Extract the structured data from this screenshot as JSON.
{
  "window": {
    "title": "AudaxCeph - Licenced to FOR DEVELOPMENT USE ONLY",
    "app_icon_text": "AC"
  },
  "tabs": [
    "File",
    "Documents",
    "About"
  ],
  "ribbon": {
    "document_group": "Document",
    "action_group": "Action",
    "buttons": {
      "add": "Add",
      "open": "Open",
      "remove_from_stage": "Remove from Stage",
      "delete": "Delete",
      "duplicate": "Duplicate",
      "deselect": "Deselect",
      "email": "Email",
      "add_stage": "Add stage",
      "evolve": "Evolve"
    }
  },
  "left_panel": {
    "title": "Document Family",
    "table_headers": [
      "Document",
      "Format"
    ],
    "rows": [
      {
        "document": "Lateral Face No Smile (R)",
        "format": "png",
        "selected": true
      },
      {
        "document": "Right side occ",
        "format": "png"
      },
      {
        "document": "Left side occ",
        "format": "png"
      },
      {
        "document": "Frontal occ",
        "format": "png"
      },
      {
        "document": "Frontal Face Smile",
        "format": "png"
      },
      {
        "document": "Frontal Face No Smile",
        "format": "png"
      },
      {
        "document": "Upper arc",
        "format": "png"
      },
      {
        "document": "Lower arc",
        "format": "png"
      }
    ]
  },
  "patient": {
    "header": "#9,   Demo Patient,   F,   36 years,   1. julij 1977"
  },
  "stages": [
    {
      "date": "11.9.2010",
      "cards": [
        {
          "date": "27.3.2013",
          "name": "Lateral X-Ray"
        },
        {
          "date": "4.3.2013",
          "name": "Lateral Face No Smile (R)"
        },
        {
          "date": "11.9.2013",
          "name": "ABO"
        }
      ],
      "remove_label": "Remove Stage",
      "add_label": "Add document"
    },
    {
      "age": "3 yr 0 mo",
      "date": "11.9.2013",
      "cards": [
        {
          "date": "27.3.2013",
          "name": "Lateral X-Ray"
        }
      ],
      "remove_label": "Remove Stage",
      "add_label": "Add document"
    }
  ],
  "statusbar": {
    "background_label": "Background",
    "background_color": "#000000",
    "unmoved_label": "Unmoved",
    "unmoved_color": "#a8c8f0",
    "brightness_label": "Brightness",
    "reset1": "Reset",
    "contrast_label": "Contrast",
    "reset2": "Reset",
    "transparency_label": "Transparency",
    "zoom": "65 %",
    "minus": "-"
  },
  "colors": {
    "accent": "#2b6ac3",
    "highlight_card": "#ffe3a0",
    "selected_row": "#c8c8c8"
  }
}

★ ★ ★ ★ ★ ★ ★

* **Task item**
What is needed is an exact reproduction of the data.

* **Answer space**
Extract the structured data from this screenshot as JSON.
{
  "window": {
    "title": "AudaxCeph - Licenced to FOR DEVELOPMENT USE ONLY",
    "app_icon_text": "AC"
  },
  "tabs": [
    "File",
    "Documents",
    "About"
  ],
  "ribbon": {
    "document_group": "Document",
    "action_group": "Action",
    "buttons": {
      "add": "Add",
      "open": "Open",
      "remove_from_stage": "Remove from Stage",
      "delete": "Delete",
      "duplicate": "Duplicate",
      "deselect": "Deselect",
      "email": "Email",
      "add_stage": "Add stage",
      "evolve": "Evolve"
    }
  },
  "left_panel": {
    "title": "Document Family",
    "table_headers": [
      "Document",
      "Format"
    ],
    "rows": [
      {
        "document": "Lateral Face No Smile (R)",
        "format": "png",
        "selected": true
      },
      {
        "document": "Right side occ",
        "format": "png"
      },
      {
        "document": "Left side occ",
        "format": "png"
      },
      {
        "document": "Frontal occ",
        "format": "png"
      },
      {
        "document": "Frontal Face Smile",
        "format": "png"
      },
      {
        "document": "Frontal Face No Smile",
        "format": "png"
      },
      {
        "document": "Upper arc",
        "format": "png"
      },
      {
        "document": "Lower arc",
        "format": "png"
      }
    ]
  },
  "patient": {
    "header": "#9,   Demo Patient,   F,   36 years,   1. julij 1977"
  },
  "stages": [
    {
      "date": "11.9.2010",
      "cards": [
        {
          "date": "27.3.2013",
          "name": "Lateral X-Ray"
        },
        {
          "date": "4.3.2013",
          "name": "Lateral Face No Smile (R)"
        },
        {
          "date": "11.9.2013",
          "name": "ABO"
        }
      ],
      "remove_label": "Remove Stage",
      "add_label": "Add document"
    },
    {
      "age": "3 yr 0 mo",
      "date": "11.9.2013",
      "cards": [
        {
          "date": "27.3.2013",
          "name": "Lateral X-Ray"
        }
      ],
      "remove_label": "Remove Stage",
      "add_label": "Add document"
    }
  ],
  "statusbar": {
    "background_label": "Background",
    "background_color": "#000000",
    "unmoved_label": "Unmoved",
    "unmoved_color": "#a8c8f0",
    "brightness_label": "Brightness",
    "reset1": "Reset",
    "contrast_label": "Contrast",
    "reset2": "Reset",
    "transparency_label": "Transparency",
    "zoom": "65 %",
    "minus": "-"
  },
  "colors": {
    "accent": "#2b6ac3",
    "highlight_card": "#ffe3a0",
    "selected_row": "#c8c8c8"
  }
}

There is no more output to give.